    fowler3
  • dinu01dinu01 Posts: 2,586
    until CHAT time baby! Dinu will calm down now and wait until 9pm :) :)
  • if the transmission fails not allowing to GO. These cars have had chronic tranny problems!! The 626 is even worse! I have had 4 trannys in mine and it has only 70k. As far as I am concerned Mazda can their crap and leave the country (but leave Ford the Miata). The customer service line for this company is a joke. What's this crap about I can't talk to a supervisor they have to call me back?? Every time I call the supervisor is "busy" and will have to call me back. Buh-Bye mazda...I had an '86 Buick Centrury with a god awful 2.2L 4-cyl that had more zoom-zoom!!!
  • newcar31newcar31 Posts: 3,711
    "Leave Ford the Miata" Yeah right. Was that a joke? "These cars have had chronic tranny problems" Get your facts straight. It's the automatic (a Ford design) 4 cyl 626 that has had chronic tranny problems, not the Proteges. '86 Buick Centurys didn't have 2.2L engines, if it was a 4 cyl, it was a 2.5L.
  • I never said it wasn't the automatic tranny. Re-read my post. As for the 2.2 that was a slip, I meant 2.5. And get your facts strait...the `99 model year for the protege had the same tranny problems as the 626 did and still does!!! While we're at it...lets mention the chronic oil pump failures in the MPV which is causing premature engine failure. Ford designs yes...but you don't see Contours/Mysiques/Cougars/Focus/Escorts (with exception of the 3-spd offered a while back)with these types of problems with the frequency of the Mazdas. Oh wait...that's right, the Tribute has Tranny problems for the ´01 model year. Before you thrash my current offering do your research and get your facts strait. As for the Miata being a Ford...Ford can certainly as some flair to it with a slight redesign and a bit more power. It would fit perfectly beneath the Mustang and above the much contemplated convertible Focus.

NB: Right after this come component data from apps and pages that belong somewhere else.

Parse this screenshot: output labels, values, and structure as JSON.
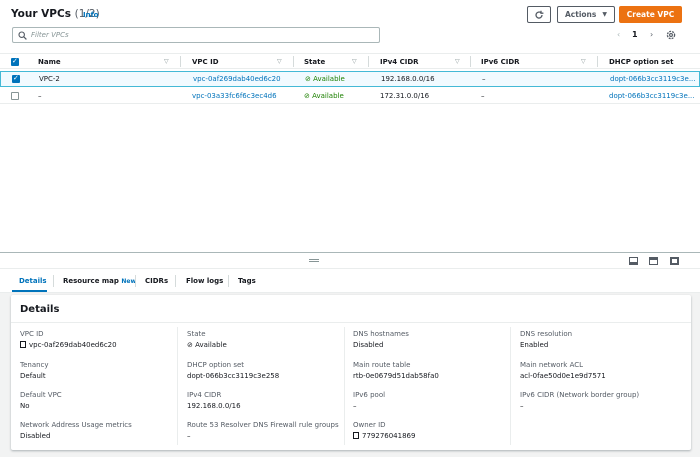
{
  "header": {
    "title": "Your VPCs",
    "count": "(1/2)",
    "info": "Info"
  },
  "toolbar": {
    "actions_label": "Actions",
    "create_label": "Create VPC",
    "refresh_icon": "refresh-icon",
    "settings_icon": "gear-icon"
  },
  "search": {
    "placeholder": "Filter VPCs"
  },
  "pagination": {
    "page": "1"
  },
  "table": {
    "columns": [
      "Name",
      "VPC ID",
      "State",
      "IPv4 CIDR",
      "IPv6 CIDR",
      "DHCP option set"
    ],
    "rows": [
      {
        "selected": true,
        "name": "VPC-2",
        "vpc_id": "vpc-0af269dab40ed6c20",
        "state": "Available",
        "ipv4": "192.168.0.0/16",
        "ipv6": "–",
        "dhcp": "dopt-066b3cc3119c3e..."
      },
      {
        "selected": false,
        "name": "–",
        "vpc_id": "vpc-03a33fc6f6c3ec4d6",
        "state": "Available",
        "ipv4": "172.31.0.0/16",
        "ipv6": "–",
        "dhcp": "dopt-066b3cc3119c3e..."
      }
    ]
  },
  "tabs": {
    "details": "Details",
    "resource_map": "Resource map",
    "new_badge": "New",
    "cidrs": "CIDRs",
    "flow_logs": "Flow logs",
    "tags": "Tags"
  },
  "details": {
    "title": "Details",
    "vpc_id_label": "VPC ID",
    "vpc_id": "vpc-0af269dab40ed6c20",
    "tenancy_label": "Tenancy",
    "tenancy": "Default",
    "default_vpc_label": "Default VPC",
    "default_vpc": "No",
    "nau_label": "Network Address Usage metrics",
    "nau": "Disabled",
    "state_label": "State",
    "state": "Available",
    "dhcp_label": "DHCP option set",
    "dhcp": "dopt-066b3cc3119c3e258",
    "ipv4_label": "IPv4 CIDR",
    "ipv4": "192.168.0.0/16",
    "r53_label": "Route 53 Resolver DNS Firewall rule groups",
    "r53": "–",
    "dns_hostnames_label": "DNS hostnames",
    "dns_hostnames": "Disabled",
    "main_rt_label": "Main route table",
    "main_rt": "rtb-0e0679d51dab58fa0",
    "ipv6_pool_label": "IPv6 pool",
    "ipv6_pool": "–",
    "owner_label": "Owner ID",
    "owner": "779276041869",
    "dns_res_label": "DNS resolution",
    "dns_res": "Enabled",
    "main_acl_label": "Main network ACL",
    "main_acl": "acl-0fae50d0e1e9d7571",
    "ipv6_nbg_label": "IPv6 CIDR (Network border group)",
    "ipv6_nbg": "–"
  },
  "colors": {
    "link": "#0073bb",
    "success": "#1d8102",
    "primary_button": "#ec7211"
  }
}
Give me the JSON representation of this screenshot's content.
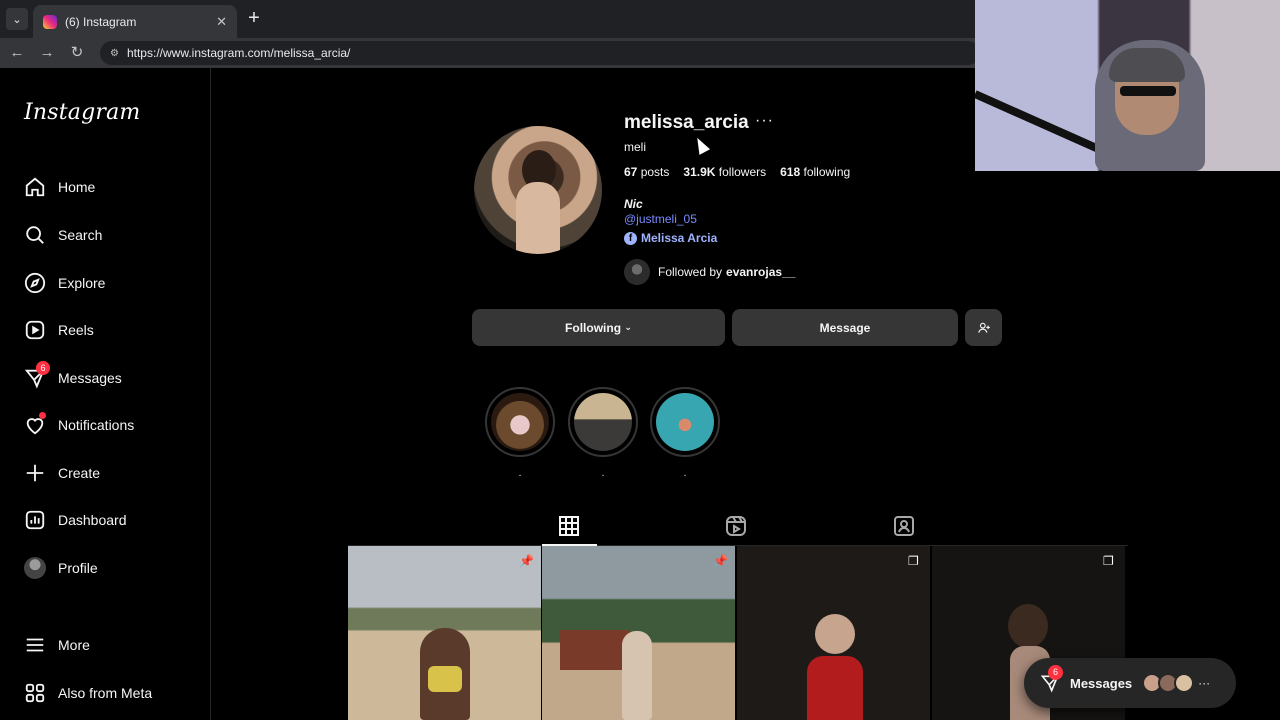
{
  "browser": {
    "tab_title": "(6) Instagram",
    "url": "https://www.instagram.com/melissa_arcia/"
  },
  "sidebar": {
    "logo": "Instagram",
    "items": [
      {
        "label": "Home",
        "icon": "home-icon"
      },
      {
        "label": "Search",
        "icon": "search-icon"
      },
      {
        "label": "Explore",
        "icon": "explore-icon"
      },
      {
        "label": "Reels",
        "icon": "reels-icon"
      },
      {
        "label": "Messages",
        "icon": "messages-icon",
        "badge": "6"
      },
      {
        "label": "Notifications",
        "icon": "heart-icon"
      },
      {
        "label": "Create",
        "icon": "plus-icon"
      },
      {
        "label": "Dashboard",
        "icon": "dashboard-icon"
      },
      {
        "label": "Profile",
        "icon": "avatar"
      }
    ],
    "bottom": [
      {
        "label": "More",
        "icon": "hamburger-icon"
      },
      {
        "label": "Also from Meta",
        "icon": "meta-icon"
      }
    ]
  },
  "profile": {
    "username": "melissa_arcia",
    "short_name": "meli",
    "posts_count": "67",
    "posts_label": "posts",
    "followers_count": "31.9K",
    "followers_label": "followers",
    "following_count": "618",
    "following_label": "following",
    "bio_name": "Nic",
    "bio_mention": "@justmeli_05",
    "bio_link": "Melissa Arcia",
    "followed_by_prefix": "Followed by",
    "followed_by_user": "evanrojas__"
  },
  "actions": {
    "following_label": "Following",
    "message_label": "Message"
  },
  "highlights": [
    {
      "label": "."
    },
    {
      "label": "."
    },
    {
      "label": "."
    }
  ],
  "messages_pill": {
    "label": "Messages",
    "badge": "6"
  },
  "colors": {
    "accent_link": "#7a8bff",
    "badge_red": "#ff3040",
    "button_bg": "#363636"
  }
}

  • SporinSporin Posts: 1,066
    Anecdotal evidence means nothing. Feel free to post statistical data. I'm not doubting you, but you need to quaote a source with real data.

    EVERY consumer magazine I have read has the Protege for the last few years as being a best buy and highly recommended with very few quality issues. That's one of the reasons I bought it. :-)
Sign In or Register to comment.